After McDermott, our most accomplished golfer is Jay Sigel, best known these days as a Champions Tour player. But Sigel, who didn’t turn pro until 50, had an amateur career record that rivals Bobby Jones and Tiger Woods. Sigel pulled off the rare feat of winning back-to-back U.S. Amateurs in 1982 and ’83, while in his late 30s; he also won three Mid-Am titles and competed on nine consecutive Walker Cup teams, serving as playing captain in 1983 and ’85. His other amateur titles are too numerous to list here.

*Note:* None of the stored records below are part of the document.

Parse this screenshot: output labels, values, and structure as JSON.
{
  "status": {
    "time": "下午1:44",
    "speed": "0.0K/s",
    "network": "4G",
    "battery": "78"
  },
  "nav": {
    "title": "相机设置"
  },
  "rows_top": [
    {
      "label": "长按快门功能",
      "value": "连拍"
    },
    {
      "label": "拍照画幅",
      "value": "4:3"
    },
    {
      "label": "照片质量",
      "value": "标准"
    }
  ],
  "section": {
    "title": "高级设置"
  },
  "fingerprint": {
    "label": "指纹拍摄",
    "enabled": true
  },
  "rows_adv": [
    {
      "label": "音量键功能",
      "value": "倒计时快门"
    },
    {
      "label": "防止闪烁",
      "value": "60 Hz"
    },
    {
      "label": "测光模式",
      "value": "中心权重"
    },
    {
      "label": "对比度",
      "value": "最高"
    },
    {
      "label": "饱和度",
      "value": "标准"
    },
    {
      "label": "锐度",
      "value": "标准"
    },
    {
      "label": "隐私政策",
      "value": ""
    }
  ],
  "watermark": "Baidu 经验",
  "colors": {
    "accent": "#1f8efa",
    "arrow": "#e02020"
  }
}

Then there’s the late Bill Hyndman, who won two U.S. Senior Amateurs and played on five Walker Cup teams; and O. Gordon Brewer, still alive and playing, who won two U.S. Senior Am titles, captained our team in the World Amateur Team Championship, and served on the USGA’s Executive Committee. In his spare time, he was president of Pine Valley for a decade or so.
Among current players, one of the most dominant female amateurs in the country, Meghan Stasi, winner of four U.S. Women’s Mid-Ams, lives in Florida but grew up in Philadelphia. Her name was Meghan Bolger back when she was racking up seven straight Philadelphia Women’s Amateur titles a decade ago. On the PGA Tour, Sean O’Hair, rookie of the year in 2005 and a four-time winner, has lived in the area ever since he married a local girl.
The constant in all of this—while the clubs, courses, people, and history have changed—has been the Golf Association of Philadelphia, the nation’s oldest regional golf association. Founded in 1896, it is the second-oldest golf organization in the country, two years behind the USGA.
More than just old, GAP is good, the model for such associations around the country. Every year, GAP conducts the Team Matches, which involve 130 clubs and 320 12-man teams over three weeks, as well as another 60 tournaments, qualifiers, and events. The association also administers the J. Wood Platt Caddie Scholarship Trust, which has given $15.1 million to more than 3,000 caddies since 1958.
I’ll probably kick myself tomorrow when I think of something or somebody I left out, but you get the point. Philadelphia is a damn good golf town. Maybe the golf town.
Joe Logan owns and edits the website MyPhillyGolf.com.